Texas AFT leaders were joined by multiple lawmakers, who discussed bills they’ve filed that move the Respect Agenda forward.

“I am here to announce the 88th Legislature as the public education session,” said Rep. Gina Hinojosa (D-Austin), who is filing a bill, co-sponsored with Rep. Hugh Shine (R-Temple), that would move Texas public schools to a more equitable and robust enrollment-based funding model, providing more resources for significant salary increases.

In his remarks, Capo called the agenda “unifying,” a statement supported by the bipartisan delegation of lawmakers present. Rep. Ana-Maria Ramos (D-Richardson) and Rep. Todd Hunter (R-Corpus Christi) were in attendance, and both underscored the importance of increased funding for public education and prioritizing educator and student needs.

“It’s time to walk the walk and talk the talk,” Hunter said, before noting the comptroller’s announcement Monday about the nearly $33 billion budget surplus. “This session, we have to put education on the front burner.”

Educator & Student Voices

If you would like to connect with anyone featured in the below video or one of our school employee members statewide, please contact Nicole Hill.

Testimonies from public school employees read by President Zeph Capo during the event on what a $10,000 or 15% raise would mean to them:

  • From El Paso: “It means I can stop working in the summer break and spend more time with my own children who are young kids. It means that I can stop stressing to make up payments. It means I can enjoy my work.”
  • From Northside ISD: “It would mean I would be able to finally save for a house. I wouldn’t have to worry about groceries. I wouldn’t feel guilty for quitting my second job.”
  • From Duncanville ISD: “It would mean not thinking about looking for other opportunities to make more money to make ends meet. It would mean continuing to work in education.” 
  • From PSJA ISD: “Being able to afford food on the table for my own kids and not worry what are we eating today or worry for paying the utilities bills or food for the week.”
  • From Crosby ISD: “It would mean I could be reimbursed for items I purchase for my classroom.”
  • From Richardson ISD: “It would mean a lot. It would mean a step in the right direction in teacher retention, and an act of good faith by the state in showing that it cares more about our kids and public schools.”

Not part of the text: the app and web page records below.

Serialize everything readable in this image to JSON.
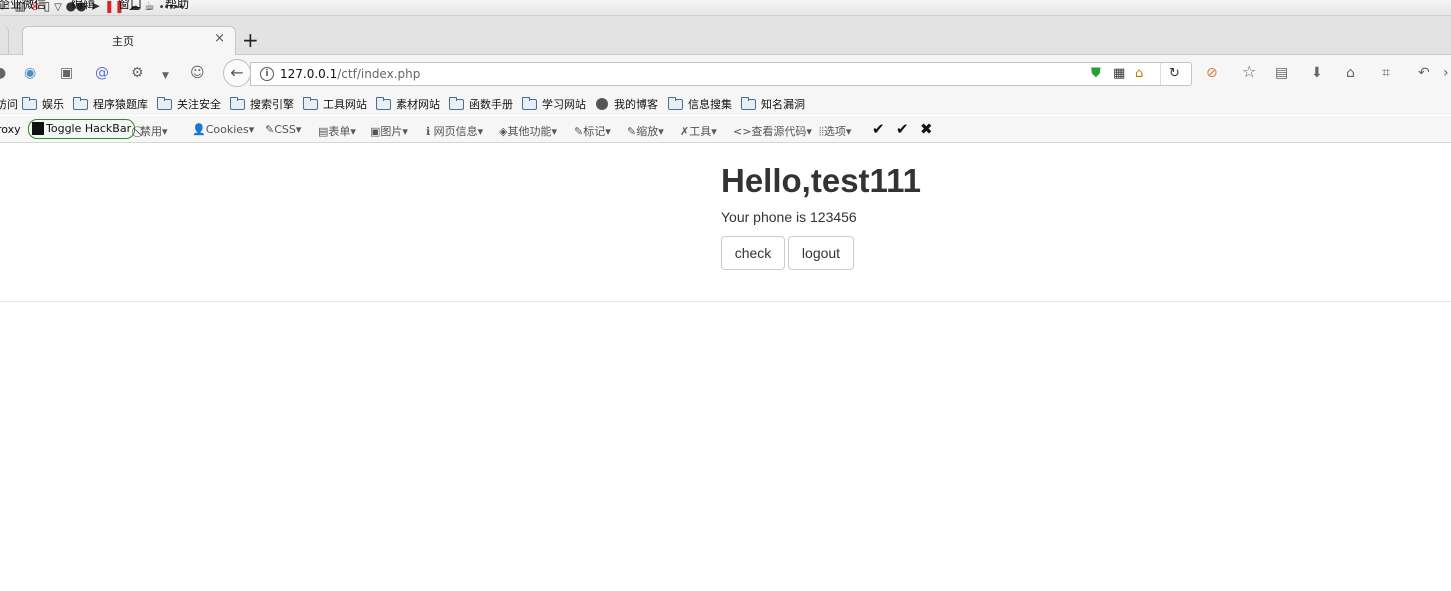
{
  "menubar": {
    "items": [
      "企业微信",
      "编辑",
      "窗口",
      "帮助"
    ],
    "tray_icons": [
      "flag-icon",
      "clipboard-icon",
      "blocked-icon",
      "phone-icon",
      "chevron-down-icon",
      "wechat-icon",
      "send-icon",
      "pause-icon",
      "chat-icon",
      "cup-icon",
      "dots-icon"
    ],
    "dots": "•••••"
  },
  "tabs": [
    {
      "label": "主页",
      "close": "×"
    }
  ],
  "newtab": "+",
  "navbar": {
    "url_host": "127.0.0.1",
    "url_path": "/ctf/index.php",
    "info": "i"
  },
  "bookmarks": [
    {
      "label": "访问",
      "icon": "none"
    },
    {
      "label": "娱乐",
      "icon": "folder"
    },
    {
      "label": "程序猿题库",
      "icon": "folder"
    },
    {
      "label": "关注安全",
      "icon": "folder"
    },
    {
      "label": "搜索引擎",
      "icon": "folder"
    },
    {
      "label": "工具网站",
      "icon": "folder"
    },
    {
      "label": "素材网站",
      "icon": "folder"
    },
    {
      "label": "函数手册",
      "icon": "folder"
    },
    {
      "label": "学习网站",
      "icon": "folder"
    },
    {
      "label": "我的博客",
      "icon": "globe"
    },
    {
      "label": "信息搜集",
      "icon": "folder"
    },
    {
      "label": "知名漏洞",
      "icon": "folder"
    }
  ],
  "hackbar": {
    "proxy": "roxy",
    "toggle": "Toggle HackBar",
    "items": [
      "⃠禁用▾",
      "👤Cookies▾",
      "✎CSS▾",
      "▤表单▾",
      "▣图片▾",
      "ℹ 网页信息▾",
      "◈其他功能▾",
      "✎标记▾",
      "✎缩放▾",
      "✗工具▾",
      "<>查看源代码▾",
      "⦙⦙选项▾"
    ],
    "checks": [
      "✔",
      "✔",
      "✖"
    ]
  },
  "page": {
    "title": "Hello,test111",
    "phone_text": "Your phone is 123456",
    "buttons": [
      "check",
      "logout"
    ]
  }
}
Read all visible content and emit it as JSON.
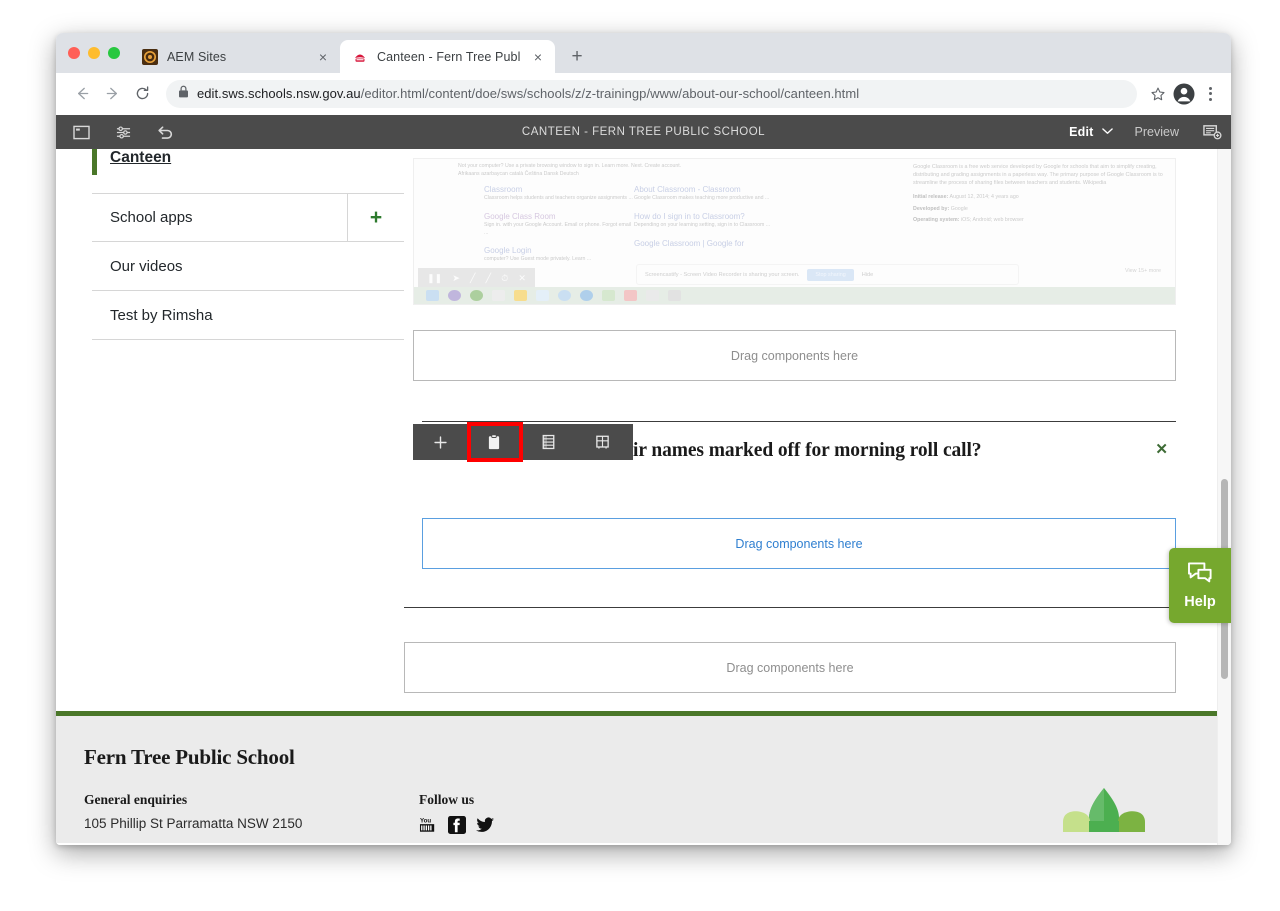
{
  "browser": {
    "tabs": [
      {
        "title": "AEM Sites",
        "favicon": "aem-icon",
        "active": false
      },
      {
        "title": "Canteen - Fern Tree Public Sch",
        "favicon": "nsw-waratah-icon",
        "active": true
      }
    ],
    "new_tab_label": "+",
    "close_label": "×",
    "url_secure_host": "edit.sws.schools.nsw.gov.au",
    "url_path": "/editor.html/content/doe/sws/schools/z/z-trainingp/www/about-our-school/canteen.html",
    "icons": {
      "back": "back-arrow-icon",
      "forward": "forward-arrow-icon",
      "reload": "reload-icon",
      "lock": "lock-icon",
      "bookmark": "star-icon",
      "profile": "profile-avatar-icon",
      "menu": "kebab-menu-icon"
    }
  },
  "aem_toolbar": {
    "page_title": "CANTEEN - FERN TREE PUBLIC SCHOOL",
    "sidebar_toggle": "sidebar-panel-icon",
    "page_properties": "page-properties-icon",
    "undo": "undo-icon",
    "mode_label": "Edit",
    "mode_caret": "⌄",
    "preview_label": "Preview",
    "annotations": "annotations-icon"
  },
  "sidenav": {
    "items": [
      {
        "label": "Canteen",
        "current": true,
        "has_plus": false
      },
      {
        "label": "School apps",
        "current": false,
        "has_plus": true,
        "plus_label": "+"
      },
      {
        "label": "Our videos",
        "current": false,
        "has_plus": false
      },
      {
        "label": "Test by Rimsha",
        "current": false,
        "has_plus": false
      }
    ]
  },
  "embedded_screenshot": {
    "alt": "google-classroom-search-results-screen-recording",
    "left_column": [
      {
        "link": "Classroom",
        "sub": "Classroom helps students and teachers organize assignments ..."
      },
      {
        "link": "Google Class Room",
        "sub": "Sign in. with your Google Account. Email or phone. Forgot email ..."
      },
      {
        "link": "Google Login",
        "sub": "computer? Use Guest mode privately. Learn ..."
      }
    ],
    "right_column": [
      {
        "link": "About Classroom - Classroom",
        "sub": "Google Classroom makes teaching more productive and ..."
      },
      {
        "link": "How do I sign in to Classroom?",
        "sub": "Depending on your learning setting, sign in to Classroom ..."
      },
      {
        "link": "Google Classroom | Google for",
        "sub": ""
      }
    ],
    "top_note": "Not your computer? Use a private browsing window to sign in. Learn more. Next. Create account.",
    "languages": "Afrikaans   azarbaycan   català   Čeština   Dansk   Deutsch",
    "knowledge_panel": {
      "description": "Google Classroom is a free web service developed by Google for schools that aim to simplify creating, distributing and grading assignments in a paperless way. The primary purpose of Google Classroom is to streamline the process of sharing files between teachers and students. Wikipedia",
      "facts": [
        {
          "label": "Initial release:",
          "value": "August 12, 2014; 4 years ago"
        },
        {
          "label": "Developed by:",
          "value": "Google"
        },
        {
          "label": "Operating system:",
          "value": "iOS; Android; web browser"
        }
      ]
    },
    "share_bar": {
      "message": "Screencastify - Screen Video Recorder is sharing your screen.",
      "stop_label": "Stop sharing",
      "hide_label": "Hide"
    },
    "recorder_tools": [
      "pause-icon",
      "cursor-icon",
      "pen-icon",
      "highlighter-icon",
      "timer-icon",
      "close-icon"
    ],
    "more_label": "View 15+ more",
    "for_label": "for"
  },
  "editor": {
    "dropzone_label": "Drag components here",
    "dropzones": [
      {
        "label": "Drag components here",
        "active": false
      },
      {
        "label": "Drag components here",
        "active": true
      },
      {
        "label": "Drag components here",
        "active": false
      }
    ],
    "question_heading": "How do students have their names marked off for morning roll call?",
    "question_close": "✕",
    "component_toolbar": {
      "buttons": [
        {
          "name": "insert-component-button",
          "icon": "plus-icon",
          "glyph": "+",
          "highlighted": false
        },
        {
          "name": "paste-component-button",
          "icon": "clipboard-paste-icon",
          "glyph": "clipboard",
          "highlighted": true
        },
        {
          "name": "group-component-button",
          "icon": "group-layers-icon",
          "glyph": "layers",
          "highlighted": false
        },
        {
          "name": "layout-component-button",
          "icon": "layout-container-icon",
          "glyph": "layout",
          "highlighted": false
        }
      ]
    }
  },
  "help_widget": {
    "label": "Help",
    "icon": "chat-bubbles-icon",
    "color": "#76a82e"
  },
  "footer": {
    "school_name": "Fern Tree Public School",
    "enquiries_heading": "General enquiries",
    "address": "105 Phillip St Parramatta NSW 2150",
    "follow_heading": "Follow us",
    "social": [
      "youtube-icon",
      "facebook-icon",
      "twitter-icon"
    ],
    "logo": "fern-tree-leaf-logo"
  },
  "theme": {
    "accent_green": "#4a7729",
    "help_green": "#76a82e",
    "toolbar_grey": "#4b4b4b",
    "highlight_red": "#ff0000",
    "dropzone_blue": "#2f7fd0"
  }
}
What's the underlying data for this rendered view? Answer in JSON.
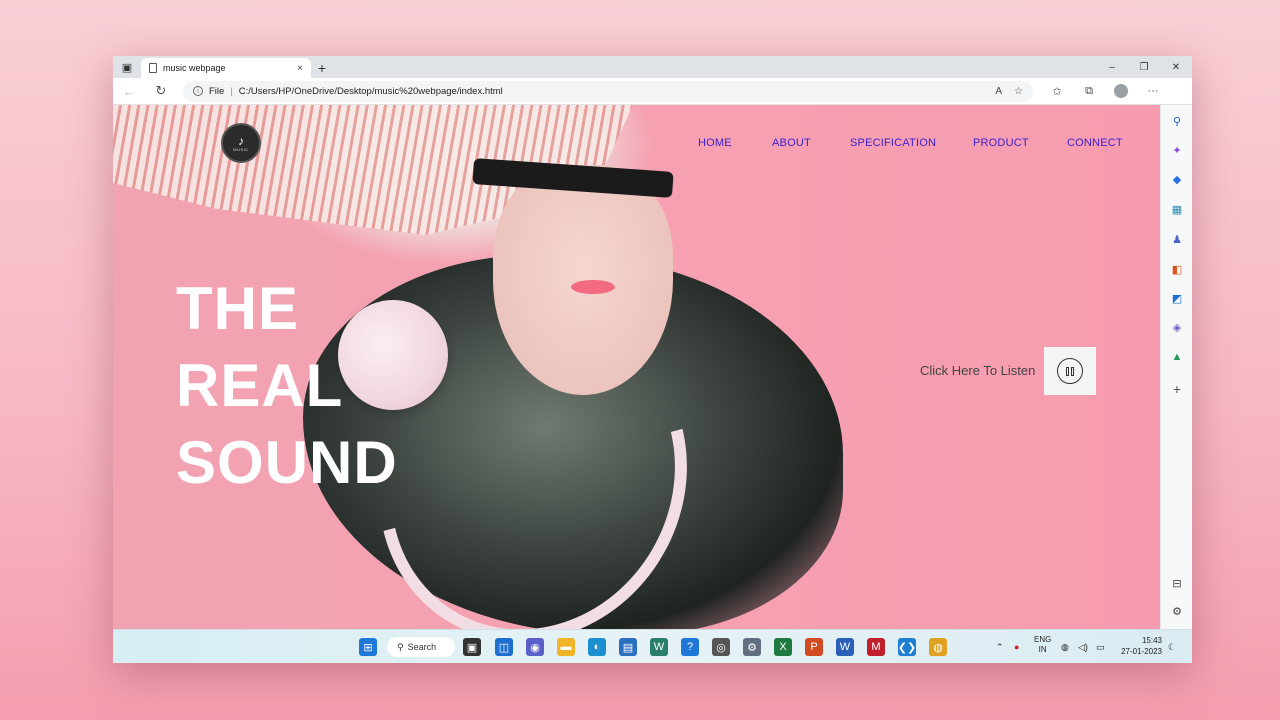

The Texas American Federation of Teachers represents 66,000 teachers, paraprofessionals, support personnel, and higher-education employees across the state. Texas AFT is affiliated with the 1.7-million-member American Federation of Teachers and the AFL-CIO.

912 Hwy 183 S, Suite 100-A, Austin, Texas 78741